Jun 1, 2009 New Opportunities for Healthcare Brands -- Barry Silverstein
  Healthcare brands learn to operate in the future.
May 25, 2009 Why Brands Have an Eye on Facebook - Vivian Manning-Schaffel
  Brands want to friend Facebook.
May 18, 2009 By Design: Luxury Brands in China -- Laura Fitch
  Can luxury brands take mainland China?
May 4, 2009 The Purchasing Power of Middle Eastern Moms
  Appreciating the Middle Eastern mother demographic.
Apr 27, 2009 Can Brand Loyalty Be Bought? -- Barry Silverstein
  A faithful look at consumer loyalty.
Apr 20, 2009 Risky Business: When Personalities Promote Brands -- Mya Frazier
  Branding is personal for some employees.
Apr 13, 2009 Made in Japan: The Culture Behind the Brand -- Chauncey Zalkin
  How Japanese people make Japanese Brands.
Apr 6, 2009 Marketing Strategies that Build Value -- Barry Silverstein
  How new ideas create old-school value.
Mar 30, 2009 Trade Shows: Where Brands Make a Stand -- Asher Levine
  How brands represent at trade shows.
Mar 23, 2009 Brandchannel’s 2009 brandjunkie awards results -- Jim Thompson
  The 2009 brandjunkie results are in!
Mar 16, 2009 Packaging: Lessons from Tropicana’s Fruitless Design -- Jennifer Gidman
  Tropicana gets squeezed by loyal customers.
Mar 9, 2009 Franchise Brands: More than a Logo -- Barry Silverstein

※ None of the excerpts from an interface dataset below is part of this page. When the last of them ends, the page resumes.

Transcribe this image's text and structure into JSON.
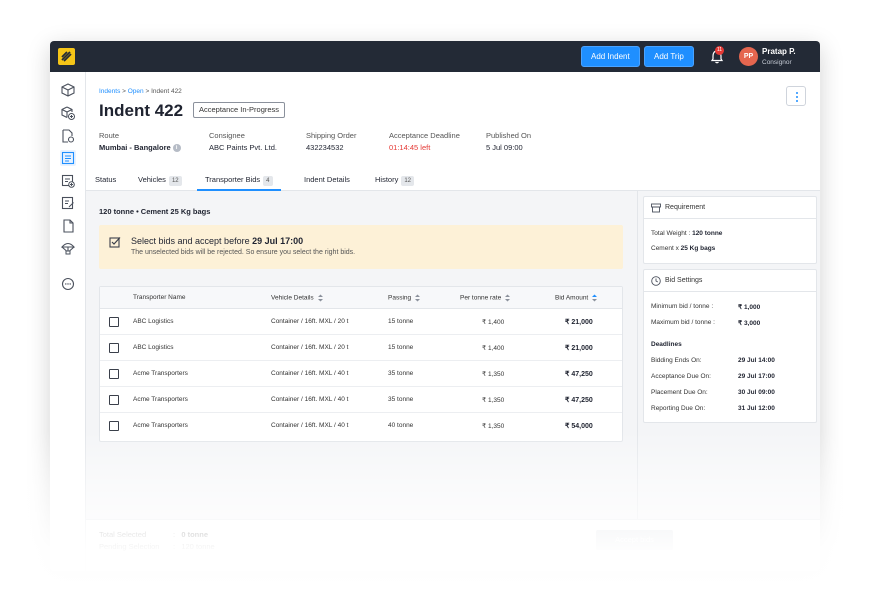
{
  "topbar": {
    "add_indent": "Add Indent",
    "add_trip": "Add Trip",
    "notification_count": "11",
    "avatar_initials": "PP",
    "user_name": "Pratap P.",
    "user_role": "Consignor"
  },
  "sidebar": {
    "icons": [
      "cube-icon",
      "cube-add-icon",
      "file-settings-icon",
      "list-icon",
      "list-add-icon",
      "edit-icon",
      "document-icon",
      "parachute-icon",
      "chat-icon"
    ],
    "active": "list-icon"
  },
  "header": {
    "breadcrumb": [
      "Indents",
      "Open",
      "Indent 422"
    ],
    "title": "Indent 422",
    "status": "Acceptance In-Progress",
    "meta": [
      {
        "label": "Route",
        "value": "Mumbai - Bangalore"
      },
      {
        "label": "Consignee",
        "value": "ABC Paints Pvt. Ltd."
      },
      {
        "label": "Shipping Order",
        "value": "432234532"
      },
      {
        "label": "Acceptance Deadline",
        "value": "01:14:45 left"
      },
      {
        "label": "Published On",
        "value": "5 Jul 09:00"
      }
    ],
    "tabs": [
      {
        "label": "Status",
        "count": ""
      },
      {
        "label": "Vehicles",
        "count": "12"
      },
      {
        "label": "Transporter Bids",
        "count": "4"
      },
      {
        "label": "Indent Details",
        "count": ""
      },
      {
        "label": "History",
        "count": "12"
      }
    ]
  },
  "main": {
    "cargo": "120 tonne  •  Cement 25 Kg bags",
    "notice": {
      "title_prefix": "Select bids and accept before ",
      "title_date": "29 Jul 17:00",
      "subtitle": "The unselected bids will be rejected. So ensure you select the right bids."
    },
    "table": {
      "columns": [
        "Transporter Name",
        "Vehicle Details",
        "Passing",
        "Per tonne rate",
        "Bid Amount"
      ],
      "rows": [
        [
          "ABC Logistics",
          "Container / 16ft. MXL / 20 t",
          "15 tonne",
          "₹ 1,400",
          "₹ 21,000"
        ],
        [
          "ABC Logistics",
          "Container / 16ft. MXL / 20 t",
          "15 tonne",
          "₹ 1,400",
          "₹ 21,000"
        ],
        [
          "Acme Transporters",
          "Container / 16ft. MXL / 40 t",
          "35 tonne",
          "₹ 1,350",
          "₹ 47,250"
        ],
        [
          "Acme Transporters",
          "Container / 16ft. MXL / 40 t",
          "35 tonne",
          "₹ 1,350",
          "₹ 47,250"
        ],
        [
          "Acme Transporters",
          "Container / 16ft. MXL / 40 t",
          "40 tonne",
          "₹ 1,350",
          "₹ 54,000"
        ]
      ]
    }
  },
  "requirement": {
    "title": "Requirement",
    "total_weight_label": "Total Weight : ",
    "total_weight": "120 tonne",
    "material_label": "Cement x ",
    "material": "25 Kg bags"
  },
  "bid_settings": {
    "title": "Bid Settings",
    "min_label": "Minimum bid / tonne :",
    "min_value": "₹ 1,000",
    "max_label": "Maximum bid / tonne :",
    "max_value": "₹ 3,000",
    "deadlines_title": "Deadlines",
    "deadlines": [
      {
        "label": "Bidding Ends On:",
        "value": "29 Jul 14:00"
      },
      {
        "label": "Acceptance Due On:",
        "value": "29 Jul 17:00"
      },
      {
        "label": "Placement Due On:",
        "value": "30 Jul 09:00"
      },
      {
        "label": "Reporting Due On:",
        "value": "31 Jul 12:00"
      }
    ]
  },
  "footer": {
    "total_selected_label": "Total Selected",
    "total_selected_value": "0 tonne",
    "pending_label": "Pending Selection",
    "pending_value": "120 tonne",
    "accept_button": "Accept bids"
  },
  "colors": {
    "accent": "#1f8fff",
    "topbar": "#232a36",
    "deadline_red": "#e53935",
    "notice_bg": "#fdf1d7",
    "logo": "#f5c518"
  }
}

  Franchise brands cross cultures.
Mar 2, 2009 BRIC Beauty Brands Looking Good -- Ana Paula Palombo Terzi
  BRIC brands smell of success.

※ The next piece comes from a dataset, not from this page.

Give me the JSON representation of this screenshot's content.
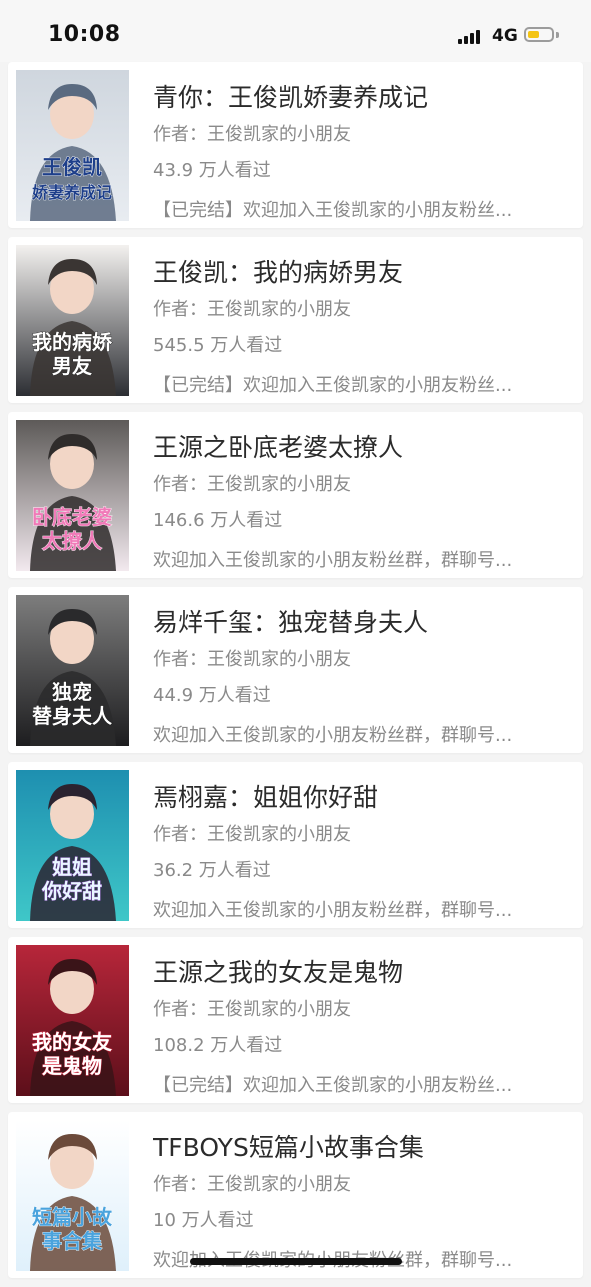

Feb 23, 2009 Magazine Brands: A Niche for Success -- Barry Silverstein
  Magazine brands are bound to niche readers.
Feb 16, 2009 Celebrity Brands: Extending 15 Minutes of Fame -- Vivian Manning-Schaffel
  Can beauty alone make a brand?
Feb 9, 2009 Detroit’s Big Three: Car Brands in a Pile-Up -- Dale Buss
  US car brands’ crash course in brand engagement.
Feb 2, 2009 Airlines 2.0: Online Technologies Take Off in a Recession -- Shashank Nigam
  Airline brands buckle up for economic turbulence.
Jan 26, 2009 The Big Three in ED: Pharma Brands Get in the Mood -- Barry Silverstein
  The ABCs of ED pills.
Jan 19, 2009 Peanut Butter Brands Go Nuts -- Jennifer Gidman
  These peanut butter brands stick together.
Jan 12, 2009 Portuguese Brands: Why the Past is the Future -- Joe Ray
  Old school brands teach new branding lessons.
Jan 5, 2009 Brand Extensions: Risks and Rewards -- Barry Silverstein
  Can brand extensions reach budgeting consumers?